Is it all over for Canada? There are a number of thoughtful people who think so. Mel Hurtig, however, believes there is still a chance to reassert Canadian independence. But first, Canadians need to understand how much has been lost. Our politicians are not telling us. Our business leaders certainly are not telling us. And our media definitely are not telling us. The border dividing Canada and the United States has never been more fragile. Canada is vanishing. The evidence is available to those who know where to look for it. It can be found in reports published by Statistics Canada, the OECD, the World Bank, the United Nations and its affiliated organizations, and by a variety of research organizations including the Economic Policy Institute in Washington, D.C.
In characteristically pungent prose, Mel Hurtig reveals the truth about health care, the banks, taxation, newspaper conglomerates, political funding, social spending, decentralization, privatization, globalization, sovereignty, competitiveness, Americanization, the war on drugs, corporate concentration, and the quality of life in Canada. He concludes with chapters on the concentration of ownership in the Canadian media, the need for electoral and parliamentary reform, the necessity of asserting Canadian sovereignty, and a final, positive chapter entitled “The Good Country.”
From the Hardcover edition.
About Mel Hurtig
Mel Hurtig has been a bookseller; a political activist (founder of the Council of Canadians and leader of the National Party of Canada); a publisher, and a writer. He is the author of The Betrayal of Canada, A New and Better Canada, and an autobiography, At Twilight in the Country.
“Hurtig argues convincingly that this country is dying a slow and painful death.…The Vanishing Country is thoroughly engaging and thought-provoking..…This book should be read by every concerned Canadian – fellow travellers and critics alike.”
“Mel Hurtig, still a prominent nationalist lion at age 70, is roaring again – and raising hackles – with a new book that suggests the U.S. Central Intelligence Agency may be pulling strings to promote the Americanization of Canada.”
“Whatever nasty names Mel Hurtig might be called, he can be accused of neither cowardice nor hypocrisy and certainly not of indolence. His tireless championing of the cause of an economically and culturally independent Canada has been utterly consistent and, yes, in its way courageous.”

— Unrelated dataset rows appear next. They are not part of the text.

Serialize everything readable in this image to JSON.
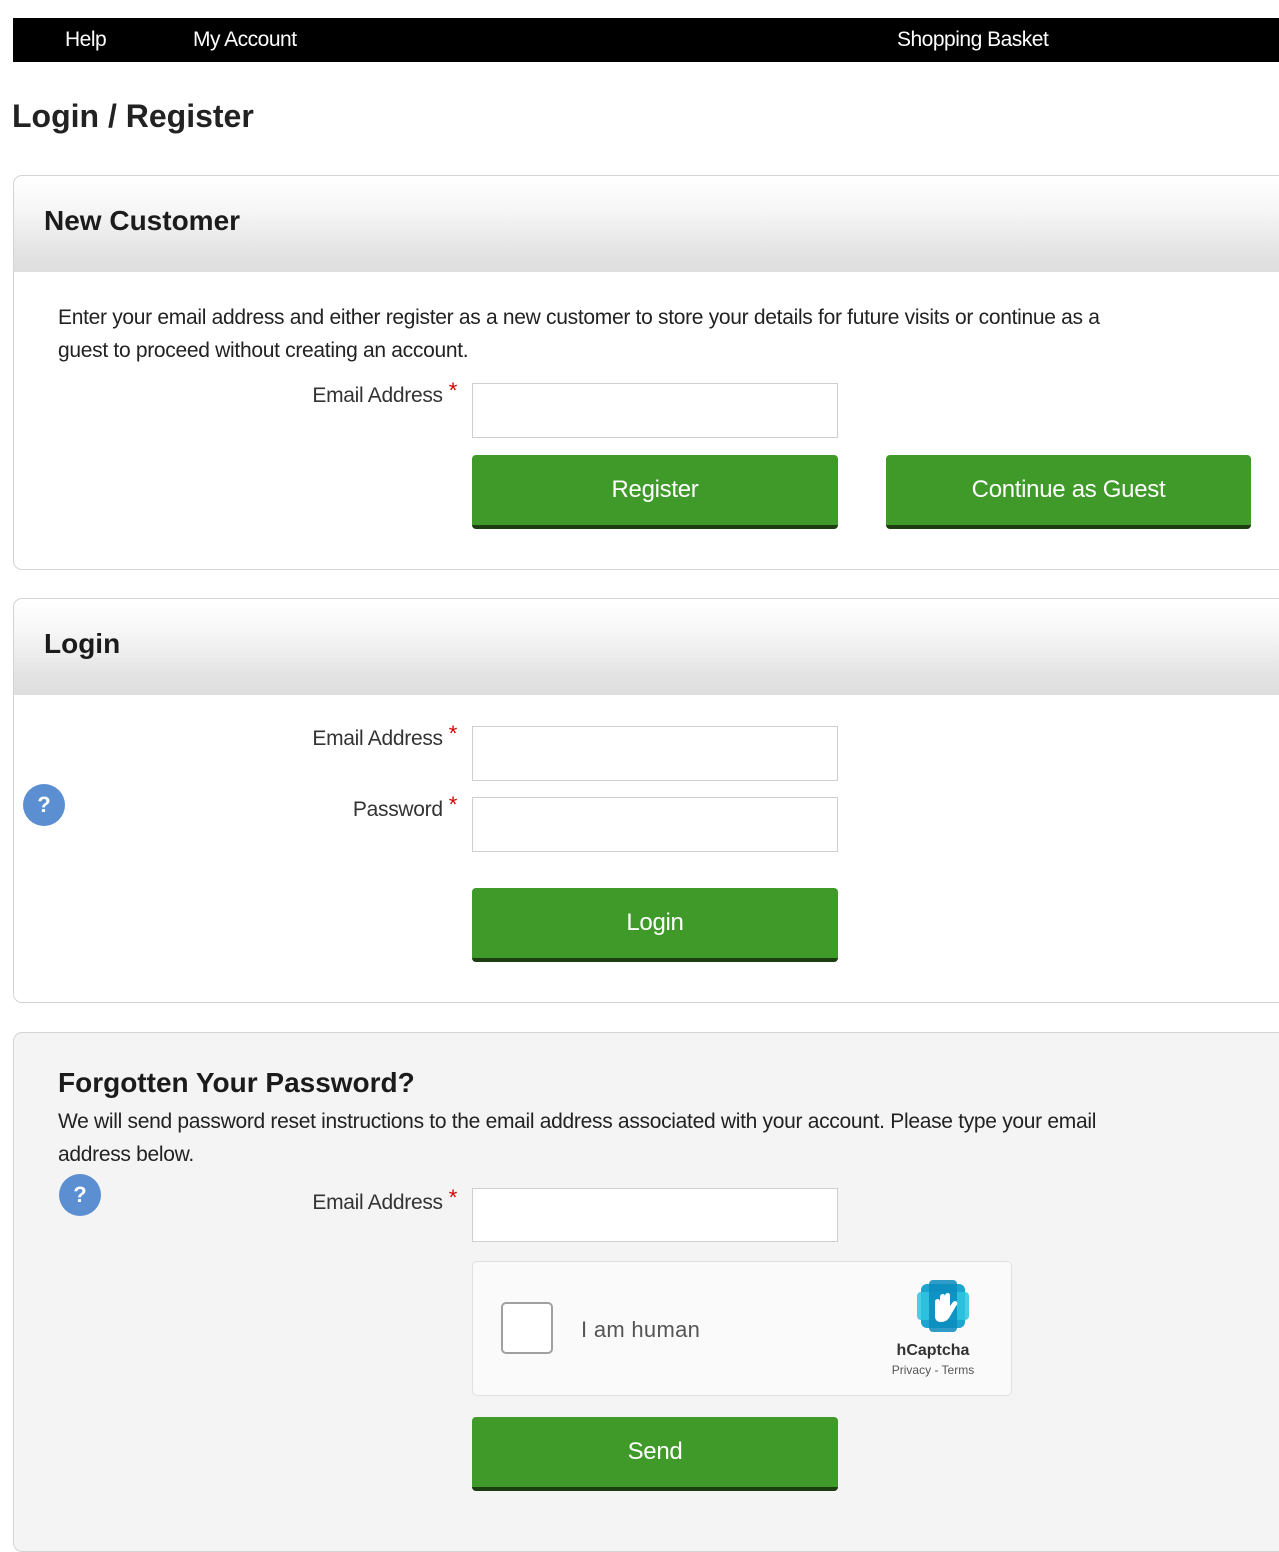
{
  "nav": {
    "help": "Help",
    "my_account": "My Account",
    "basket": "Shopping Basket"
  },
  "page_title": "Login / Register",
  "new_customer": {
    "title": "New Customer",
    "intro_line1": "Enter your email address and either register as a new customer to store your details for future visits or continue as a",
    "intro_line2": "guest to proceed without creating an account.",
    "email_label": "Email Address",
    "email_value": "",
    "register_label": "Register",
    "guest_label": "Continue as Guest"
  },
  "login": {
    "title": "Login",
    "email_label": "Email Address",
    "email_value": "",
    "password_label": "Password",
    "password_value": "",
    "login_label": "Login",
    "help_icon": "?"
  },
  "forgot": {
    "title": "Forgotten Your Password?",
    "intro_line1": "We will send password reset instructions to the email address associated with your account. Please type your email",
    "intro_line2": "address below.",
    "email_label": "Email Address",
    "email_value": "",
    "send_label": "Send",
    "help_icon": "?"
  },
  "captcha": {
    "text": "I am human",
    "brand": "hCaptcha",
    "links": "Privacy - Terms",
    "checked": false
  },
  "required_mark": "*",
  "colors": {
    "button_green": "#3f9a2a",
    "help_blue": "#5b8fd1",
    "required_red": "#d40000"
  }
}
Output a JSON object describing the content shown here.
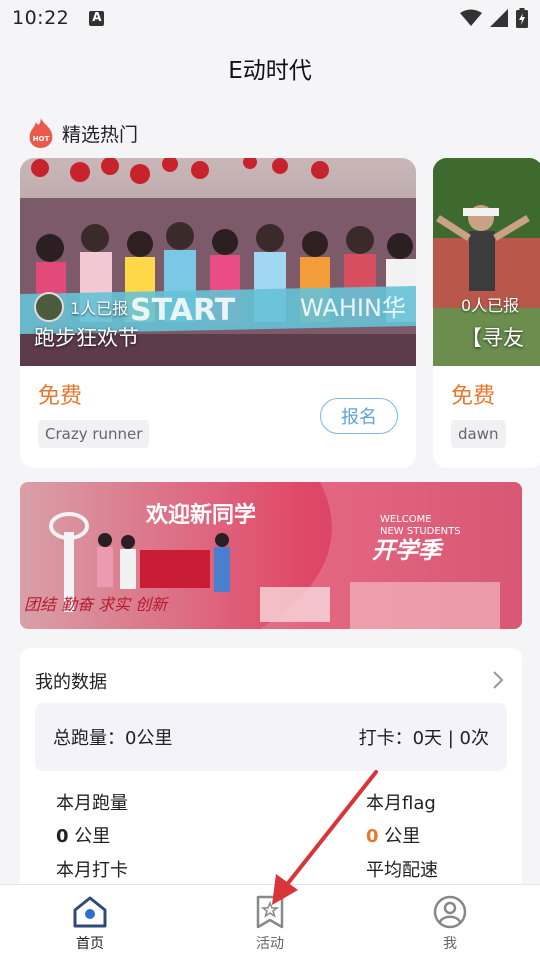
{
  "status_bar": {
    "time": "10:22"
  },
  "header": {
    "title": "E动时代"
  },
  "hot_section": {
    "title": "精选热门"
  },
  "cards": [
    {
      "join_text": "1人已报",
      "title": "跑步狂欢节",
      "banner_text": "START  WAHIN华",
      "price": "免费",
      "tag": "Crazy runner",
      "signup_label": "报名"
    },
    {
      "join_text": "0人已报",
      "title": "【寻友",
      "price": "免费",
      "tag": "dawn"
    }
  ],
  "banner": {
    "title": "欢迎新同学",
    "welcome_line1": "WELCOME",
    "welcome_line2": "NEW STUDENTS",
    "subtitle": "开学季",
    "motto": "团结  勤奋  求实  创新"
  },
  "my_data": {
    "title": "我的数据",
    "total_distance": "总跑量：0公里",
    "checkin": "打卡：0天 | 0次",
    "month_distance_label": "本月跑量",
    "month_distance_value": "0",
    "month_distance_unit": "公里",
    "month_flag_label": "本月flag",
    "month_flag_value": "0",
    "month_flag_unit": "公里",
    "month_checkin_label": "本月打卡",
    "avg_pace_label": "平均配速"
  },
  "bottom_nav": {
    "items": [
      {
        "label": "首页",
        "icon": "home-icon",
        "active": true
      },
      {
        "label": "活动",
        "icon": "activity-icon",
        "active": false
      },
      {
        "label": "我",
        "icon": "profile-icon",
        "active": false
      }
    ]
  },
  "colors": {
    "accent_orange": "#e8772e",
    "signup_blue": "#5fa3db",
    "arrow_red": "#d9343a",
    "nav_blue": "#2f6fd1"
  }
}
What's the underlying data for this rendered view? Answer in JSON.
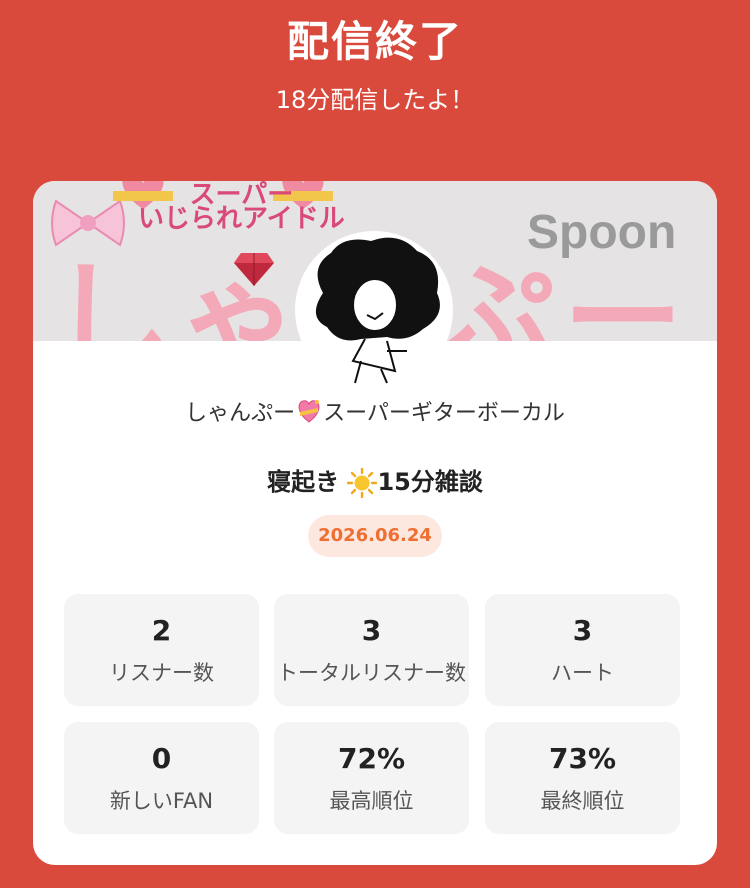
{
  "header": {
    "title": "配信終了",
    "subtitle": "18分配信したよ！"
  },
  "banner": {
    "idol_text_line1": "スーパー",
    "idol_text_line2": "いじられアイドル",
    "big_text": "しゃんぷー",
    "logo": "Spoon"
  },
  "profile": {
    "name_prefix": "しゃんぷー",
    "name_suffix": "スーパーギターボーカル",
    "heart_icon": "sparkling-heart-icon"
  },
  "live": {
    "title_prefix": "寝起き",
    "title_suffix": "15分雑談",
    "sun_icon": "sun-icon",
    "date": "2026.06.24"
  },
  "stats": [
    {
      "value": "2",
      "label": "リスナー数"
    },
    {
      "value": "3",
      "label": "トータルリスナー数"
    },
    {
      "value": "3",
      "label": "ハート"
    },
    {
      "value": "0",
      "label": "新しいFAN"
    },
    {
      "value": "72%",
      "label": "最高順位"
    },
    {
      "value": "73%",
      "label": "最終順位"
    }
  ],
  "colors": {
    "background": "#d94a3c",
    "date_text": "#ef6f32",
    "date_bg": "#fde8df"
  }
}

“Mel unquestionably has his finger directly on some very sore spots in the Canadian social fabric.…Mel Hurtig is a doer. To him we owe the creation of The Canadian Encyclopedia, a tremendous national resource. We also owe him another debt: he has never given up on Canada and he has never given up on the value of public debate.”
“In contrast to the image of Canadians as polite and conciliatory, [Hurtig] is provocative and accusatory…this is strong stuff.”
–Globe and Mail
From the Hardcover edition.